THANKS to the Mortgage Law, amended in 1998, the Church has been able to register 30,000 properties as its own.
These include not only cathedrals, churches and chapels but also parish halls, teachers’ housing, squares, fountains, land and even fronton courts where the Spanish ball game is played.
No government has been willing to publish a list of the properties that Church authorities have claimed, including the acting government headed by Pedro Sanchez.
Several bodies have been demanding this information for years, including the Coordinadora Recuperando, which groups together several associations that fight on behalf of Spain’s patrimony.
Publishing the list would set in motion the process of reclaiming these assets, allowing town halls and private individuals to challenge the Church’s claim to ownership.
When the list finally reaches the national parliament in Madrid, the government will have acted on a proposal from the PSOE socialists that was approved in 2017 despite the opposition of the Partido Popular and Ciudadanos.

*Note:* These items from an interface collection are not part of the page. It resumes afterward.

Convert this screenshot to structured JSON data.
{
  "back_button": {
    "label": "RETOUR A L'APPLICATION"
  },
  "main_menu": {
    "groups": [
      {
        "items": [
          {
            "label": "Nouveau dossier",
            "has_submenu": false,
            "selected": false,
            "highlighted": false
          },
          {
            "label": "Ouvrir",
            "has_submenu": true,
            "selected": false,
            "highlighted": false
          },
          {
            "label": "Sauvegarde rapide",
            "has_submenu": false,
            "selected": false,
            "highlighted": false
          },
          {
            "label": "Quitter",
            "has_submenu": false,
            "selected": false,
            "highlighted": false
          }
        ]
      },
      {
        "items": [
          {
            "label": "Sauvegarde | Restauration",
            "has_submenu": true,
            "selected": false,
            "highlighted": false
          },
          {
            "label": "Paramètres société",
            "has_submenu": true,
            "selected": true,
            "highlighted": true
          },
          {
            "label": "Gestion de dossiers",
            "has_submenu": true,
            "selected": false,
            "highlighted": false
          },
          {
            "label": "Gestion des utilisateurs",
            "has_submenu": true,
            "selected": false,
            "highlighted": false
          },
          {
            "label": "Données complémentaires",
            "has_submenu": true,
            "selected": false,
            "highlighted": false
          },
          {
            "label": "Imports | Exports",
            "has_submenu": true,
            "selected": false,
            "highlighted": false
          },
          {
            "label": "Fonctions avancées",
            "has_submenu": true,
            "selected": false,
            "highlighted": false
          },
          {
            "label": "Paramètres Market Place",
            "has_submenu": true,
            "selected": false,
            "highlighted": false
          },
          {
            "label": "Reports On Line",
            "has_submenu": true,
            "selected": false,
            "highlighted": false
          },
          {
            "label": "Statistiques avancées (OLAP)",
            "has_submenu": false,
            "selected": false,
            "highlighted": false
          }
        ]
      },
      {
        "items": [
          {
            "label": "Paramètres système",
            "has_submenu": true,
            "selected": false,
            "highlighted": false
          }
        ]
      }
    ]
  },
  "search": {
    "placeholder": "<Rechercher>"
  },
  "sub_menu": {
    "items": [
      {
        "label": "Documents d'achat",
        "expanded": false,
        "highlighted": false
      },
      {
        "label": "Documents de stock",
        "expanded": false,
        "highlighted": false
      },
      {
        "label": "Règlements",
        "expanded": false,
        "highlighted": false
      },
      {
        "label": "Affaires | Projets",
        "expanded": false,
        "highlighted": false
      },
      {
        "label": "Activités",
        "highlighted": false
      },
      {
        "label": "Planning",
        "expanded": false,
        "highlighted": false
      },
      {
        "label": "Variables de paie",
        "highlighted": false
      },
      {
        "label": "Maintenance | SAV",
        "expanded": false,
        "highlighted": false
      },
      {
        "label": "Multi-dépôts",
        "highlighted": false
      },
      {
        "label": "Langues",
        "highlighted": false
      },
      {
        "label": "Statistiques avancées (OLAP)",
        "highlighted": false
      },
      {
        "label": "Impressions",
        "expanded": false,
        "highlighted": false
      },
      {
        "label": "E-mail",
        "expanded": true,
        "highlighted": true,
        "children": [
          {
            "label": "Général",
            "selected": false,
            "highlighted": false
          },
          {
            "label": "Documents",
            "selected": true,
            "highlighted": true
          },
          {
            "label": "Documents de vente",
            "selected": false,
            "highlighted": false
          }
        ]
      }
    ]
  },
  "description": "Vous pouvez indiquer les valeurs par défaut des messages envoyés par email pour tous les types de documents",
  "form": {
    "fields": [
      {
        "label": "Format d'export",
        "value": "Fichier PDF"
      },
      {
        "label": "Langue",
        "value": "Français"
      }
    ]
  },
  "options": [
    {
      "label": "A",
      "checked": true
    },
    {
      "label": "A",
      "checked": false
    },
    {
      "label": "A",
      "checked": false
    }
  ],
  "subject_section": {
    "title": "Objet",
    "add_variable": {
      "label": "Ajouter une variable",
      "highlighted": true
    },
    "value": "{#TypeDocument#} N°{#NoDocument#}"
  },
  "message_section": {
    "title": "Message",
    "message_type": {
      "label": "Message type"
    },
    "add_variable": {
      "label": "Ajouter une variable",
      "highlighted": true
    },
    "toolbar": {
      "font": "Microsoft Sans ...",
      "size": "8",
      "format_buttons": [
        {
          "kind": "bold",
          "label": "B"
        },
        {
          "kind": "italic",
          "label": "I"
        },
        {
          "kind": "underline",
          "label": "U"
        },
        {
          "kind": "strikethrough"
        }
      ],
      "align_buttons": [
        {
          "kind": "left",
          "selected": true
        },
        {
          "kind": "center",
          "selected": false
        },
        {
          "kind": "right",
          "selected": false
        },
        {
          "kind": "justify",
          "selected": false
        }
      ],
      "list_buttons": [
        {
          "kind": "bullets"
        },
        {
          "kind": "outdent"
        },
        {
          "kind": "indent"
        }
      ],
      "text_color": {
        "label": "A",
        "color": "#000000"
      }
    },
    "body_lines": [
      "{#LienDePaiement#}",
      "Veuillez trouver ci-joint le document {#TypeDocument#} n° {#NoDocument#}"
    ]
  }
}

This gave the government, then headed by Mariano Rajoy, six months in which to comply.
Rajoy failed to submit the list and so, to date, has his successor, Pedro Sanchez.